    #17 2 years ago
  18. stealth

    AAA games are only budget related, if they mean budgets are getting smaller sure

    #18 2 years ago
  19. TheWulf


    Eh. I disagree completely. Some of my all time favourite games have been developed by smaller teams. To the Moon was created by a one-man team, and I would pay for more like that much sooner than I would for any triple-A game. (And I recently saw on here that the next episode to that is coming along. Hooray!)

    Another example of a small team doing better than what triple-A developers do is Bastion. Bastion was the game of that year for quite a lot of people, and there were only seven people working on that title throughout its history, from beginning to end.

    I could go on to mention titles like Trine 2 and Magicka, which were also made by relatively small developers. Both of those are truly fun co-op experiences (for very different reasons). Or how about games like Terraria or Minecraft? Those have been mostly developed by teams of one or two. It’s only Jeb working on Minecraft right now, for example. And some people have played Minecraft more than they’ve ever played anything else.

    Not your flavour? Well, how about Torchlight II, the feisty upstart made by another small dev house (Runic Games) which seems to be the house favourite versus the triple-A Diablo III.

    I could namedrop other things that I’ve loved from over the years, too. Like Nimbus, VVVVVV, Gemini Rue, and so on.

    And you honestly want to tell me that all of these games (none of which are triple-A) are filler?

    #19 2 years ago
  20. Da Man

    Rather, massive teams releasing glitchy trainwrecks are.

    #20 2 years ago
  21. xxJPRACERxx

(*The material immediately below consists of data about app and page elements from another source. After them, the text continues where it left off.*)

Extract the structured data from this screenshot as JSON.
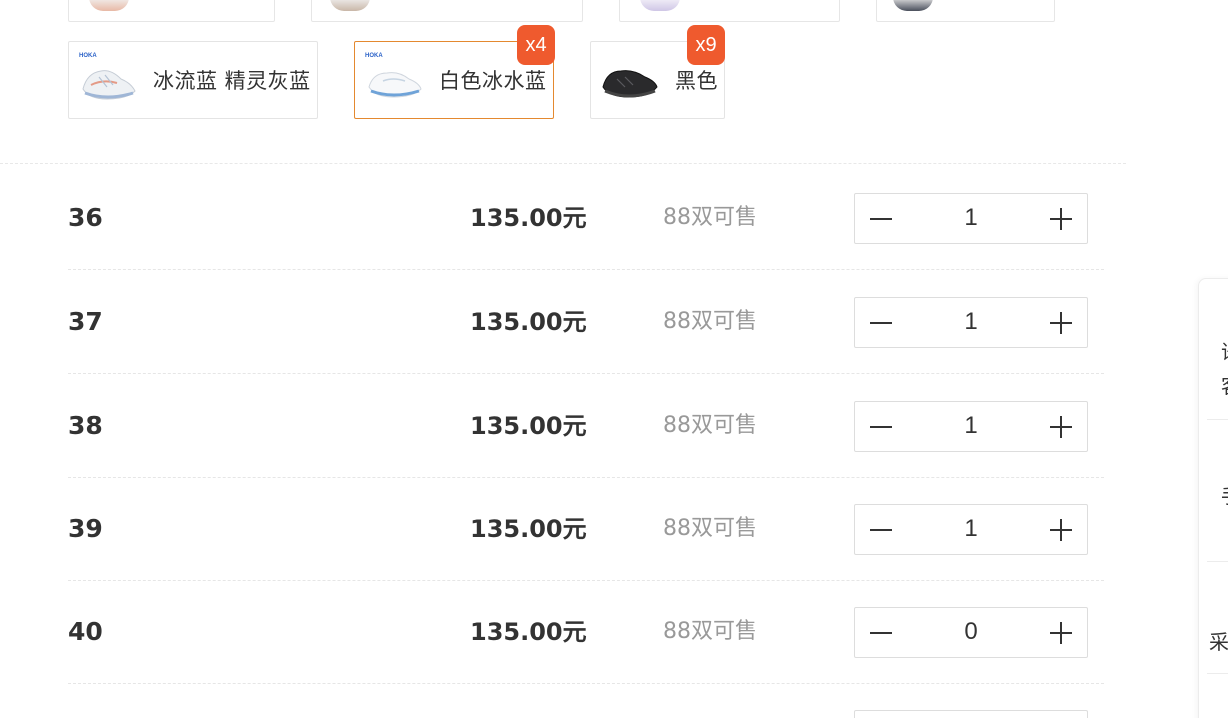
{
  "colors": [
    {
      "label": "冰流蓝 精灵灰蓝",
      "badge": null,
      "selected": false
    },
    {
      "label": "白色冰水蓝",
      "badge": "x4",
      "selected": true
    },
    {
      "label": "黑色",
      "badge": "x9",
      "selected": false
    }
  ],
  "brand_mark": "HOKA",
  "sizes": [
    {
      "size": "36",
      "price": "135.00元",
      "stock": "88双可售",
      "qty": "1"
    },
    {
      "size": "37",
      "price": "135.00元",
      "stock": "88双可售",
      "qty": "1"
    },
    {
      "size": "38",
      "price": "135.00元",
      "stock": "88双可售",
      "qty": "1"
    },
    {
      "size": "39",
      "price": "135.00元",
      "stock": "88双可售",
      "qty": "1"
    },
    {
      "size": "40",
      "price": "135.00元",
      "stock": "88双可售",
      "qty": "0"
    }
  ],
  "side_panel": {
    "partial_text": [
      "语",
      "客",
      "手",
      "采"
    ]
  },
  "theme": {
    "selected_border": "#e4892f",
    "badge_bg": "#ef5a2e",
    "stock_text": "#999999"
  }
}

    @18 Those games you’ve mentioned are nice, but I’ll take an Uncharted or a GTA game over them anytime. And yes, for me, those small games are fillers.

    #21 2 years ago

Comments are now closed on this article.